Fisher Scientific, for example, recently acquired neurological-test manufacturer Athena Diagnostics for $283 million (see BioCommerce Week 3/22/2006). A Fisher spokesperson told BioCommerce Week at the time that "by developing assays and utilizing Athena's genetic markers and discovering new ones, we will be able to capture a growing share of the molecular diagnostic testing markets."
Fisher also paid $15 million for a 9-percent stake in microarray firm Nanogen, and the companies said they would collaborate on expanding Athena's proprietary biomarkers and tests.
Glorikian also cited ABI's announcement in January that it sold its 50-percent stake in Celera Diagnostics to Celera Genomics in exchange for the right to sell instruments to end-user diagnostic customers (see BioCommerce Week 1/11/2006).
A Variety of Competitors, a Variety of Technologies
"These companies that are entering [the molecular diagnostics market] are each going to have a different position, and should accordingly, depending on which sequence they're going after and what they're claiming they can do with that sequence," Glorikian said.
"The smaller companies are going to try and enter through an ASR or home-brew positioning. It takes a lot of effort to get something fully 510(k) approved and get it out the door from a funding standpoint," he said. "Even companies like Cepheid that are very well positioned and very well capitalized have some of their product in ASR, and then they are simultaneously filing for a 510(k) to push it through and get a better level of approval.
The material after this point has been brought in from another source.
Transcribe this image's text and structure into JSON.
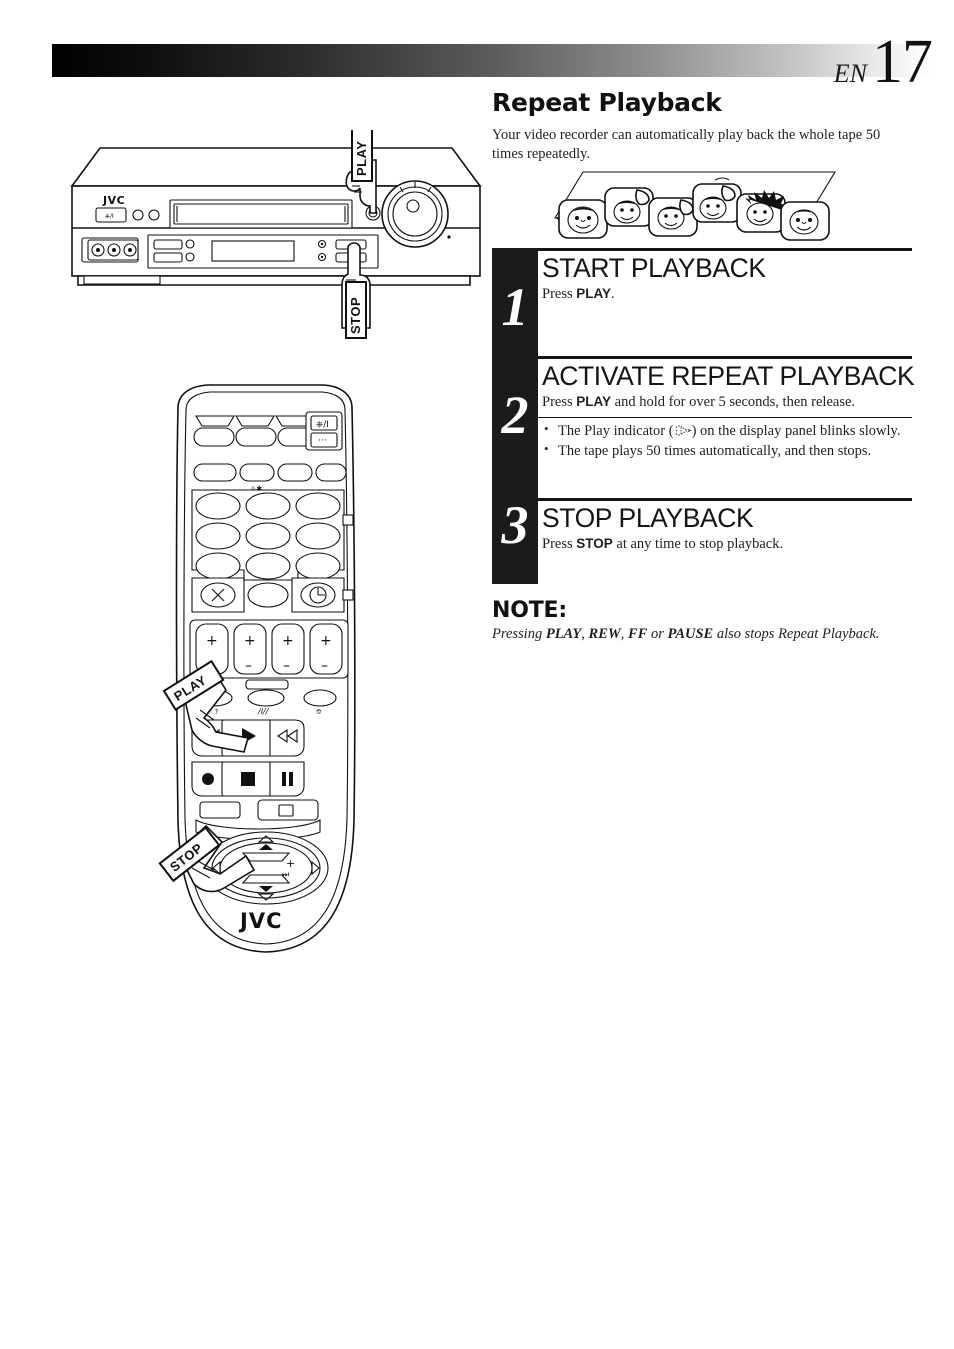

"People should not underestimate the complexity of getting through that system," said Glorikian. "That's why you only see a handful of very large players, because it's not a trivial matter."
Other mid-sized firms such as Stratagene, Third Wave Technologies, bioMerieux, and Digene are developing their own PCR-based assays.
Stratagene, which is part of the BCW Index, recently announced that diagnostics giant Bayer would sell customized versions of its Mx3005P instruments to clinical labs for molecular diagnostic testing worldwide (see BioCommerce Week 3/8/2006).
In addition there are a variety of microarray technology firms, including Affymetrix, Illumina, CombiMatrix, and Nanogen, that are sizing up their opportunities in the molecular diagnostics field. GE Healthcare and ABI also are major competitors in the microarray space, but it remains to be seen whether these rivals employ that technology or other tools in developing molecular diagnostics.
Affymetrix, the dominant player in the microarray field, recently revealed that it would open a clinical lab business next year and develop CLIA-certified tests for diagnostic partners based on the firm's GeneChip technology. The firm said the tests would enable partners to get their assays on the market quicker than developing tests that have to be cleared by the US Food and Drug Administration's 510(k) process.
No matter which technologies are employed, Glorikian said that he expects there will be plenty of alliances signed between molecular diagnostic players and pharmaceutical firms for companion diagnostics.
He also said that point-of-care tests are becoming more of a focal point, with molecular diagnostics tests, such as Cepheid's test for Group B Streptococcus, which the firm recently filed for FDA approval, moving the industry in that direction. His assertion also is backed up by Becton Dickinson's recent $230 million acquisition of GeneOhm Sciences, a privately held company developing molecular diagnostics designed to detect bacteria known to cause nosocomial infections.
— Edward Winnick ([email protected])